Contact Daniela (d.de.angeli@bath.ac.uk) for further information about GameTale.

 

Not so wild about seagulls in cities

📥  Uncategorised

Caroline Hickman (Social & Policy Sciences) was awarded £500 to measure the attitudes of the children towards seagulls and to educate them about the risks seagulls are facing.

This public engagement project has been successful in meeting its objectives, but also been a lot of fun. The project collaborated with the Young Carers' Centre in Bath, aiming to measure the attitudes of the children towards seagulls and educate them about the risks seagulls are facing. There was a strong desire to approach the project in a creative and interesting way, engaging the children in both the subject and also the research project. Their attitudes towards seagulls were measured at the beginning and again at the end of the workshop to compare any differences.

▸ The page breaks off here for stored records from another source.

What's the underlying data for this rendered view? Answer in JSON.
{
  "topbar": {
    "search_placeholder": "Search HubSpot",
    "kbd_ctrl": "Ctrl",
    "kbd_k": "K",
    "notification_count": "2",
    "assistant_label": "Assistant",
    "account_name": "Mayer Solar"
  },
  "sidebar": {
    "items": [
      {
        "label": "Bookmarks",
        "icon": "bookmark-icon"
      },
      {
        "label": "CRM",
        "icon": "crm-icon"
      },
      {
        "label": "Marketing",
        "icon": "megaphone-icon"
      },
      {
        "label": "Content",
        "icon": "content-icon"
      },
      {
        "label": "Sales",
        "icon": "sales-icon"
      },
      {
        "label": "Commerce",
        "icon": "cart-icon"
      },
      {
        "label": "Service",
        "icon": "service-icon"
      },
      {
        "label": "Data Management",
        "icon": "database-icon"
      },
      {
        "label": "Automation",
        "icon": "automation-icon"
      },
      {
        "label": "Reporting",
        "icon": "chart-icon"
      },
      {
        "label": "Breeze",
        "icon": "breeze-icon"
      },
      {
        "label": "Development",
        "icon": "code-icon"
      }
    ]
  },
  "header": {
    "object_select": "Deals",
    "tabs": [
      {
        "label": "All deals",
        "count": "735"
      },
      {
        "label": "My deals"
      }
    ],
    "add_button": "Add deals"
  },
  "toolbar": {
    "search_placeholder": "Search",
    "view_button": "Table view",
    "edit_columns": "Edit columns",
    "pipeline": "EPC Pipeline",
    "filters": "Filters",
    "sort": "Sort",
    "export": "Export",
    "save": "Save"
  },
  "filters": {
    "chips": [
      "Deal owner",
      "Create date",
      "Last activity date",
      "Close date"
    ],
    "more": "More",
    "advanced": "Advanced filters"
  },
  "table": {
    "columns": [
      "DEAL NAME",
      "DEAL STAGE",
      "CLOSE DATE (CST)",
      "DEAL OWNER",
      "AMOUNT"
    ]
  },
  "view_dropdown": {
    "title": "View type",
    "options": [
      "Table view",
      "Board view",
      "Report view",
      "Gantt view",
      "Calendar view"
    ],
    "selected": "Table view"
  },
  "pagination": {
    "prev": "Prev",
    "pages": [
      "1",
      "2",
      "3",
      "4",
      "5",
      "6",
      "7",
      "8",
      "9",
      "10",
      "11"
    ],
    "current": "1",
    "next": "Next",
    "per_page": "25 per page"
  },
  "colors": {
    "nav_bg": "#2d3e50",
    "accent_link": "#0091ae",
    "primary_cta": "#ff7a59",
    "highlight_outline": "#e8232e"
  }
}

There is a tension in urban environments between people and seagulls as they move into cities, partly as a result of climate change. Due to the water in our oceans becoming warmer, fish have to swim deeper to find the right living temperature, meaning they are more difficult for seagulls to reach. This has forced seagulls to migrate more inland, which then causes tension with residents and local councils because they can be seen as loud, aggressive, and disruptive to live alongside. As we still see less obvious signs of climate change in the West, it is important in exploring social attitudes to climate change to include children in these discussions, and to help them to become aware of the signs that are visible, as this could help prepare them to deal with the future changes we all need to make to deal with the impact of climate change.


A melange of children and seagull puppets!

Most of the funding for the project was used to employ a puppet maker who came into workshops to help the children make seagull puppets. This included paying for his time and all the materials needed to make the puppets such as newspaper, sticky tape, glue, feathers, and pipe cleaners. He worked really well with the children, engaging and inspiring them to create their own individual puppets. The children then named their seagull puppets and created characters and stories for them. We are making a short film of the children talking about the seagull puppet workshops, as well as animated conversations between the puppets filmed against a green screen background. The Young Carers Project will have a copy of the film to show parents and funders.

Dr Chris Pawson, Head of Psychology at the University of the West of England, worked with Caroline to set up the project and first year undergraduate social work students attended the workshops and worked alongside the children, giving them valuable practical experience for their studies. The intention was to run three workshops, but due to its success, they have held four workshops and there is a fifth planned. There has already been a commitment for another joint project in January as it has gone so well this year.

Caroline also had seagull postcards to hand out to adults who attended the University of Bath’s 50th anniversary festival. The postcards contained three questions: “Where do you live?”, “What is your age?”, and “What is your opinion of seagulls?” She had approximately 300 completed cards returned and she is planning to compare the results to the children’s results from the workshops to extend the data on public attitudes to Gulls.

Contact Caroline (c.l.hickman@bath.ac.uk) for further information about her project.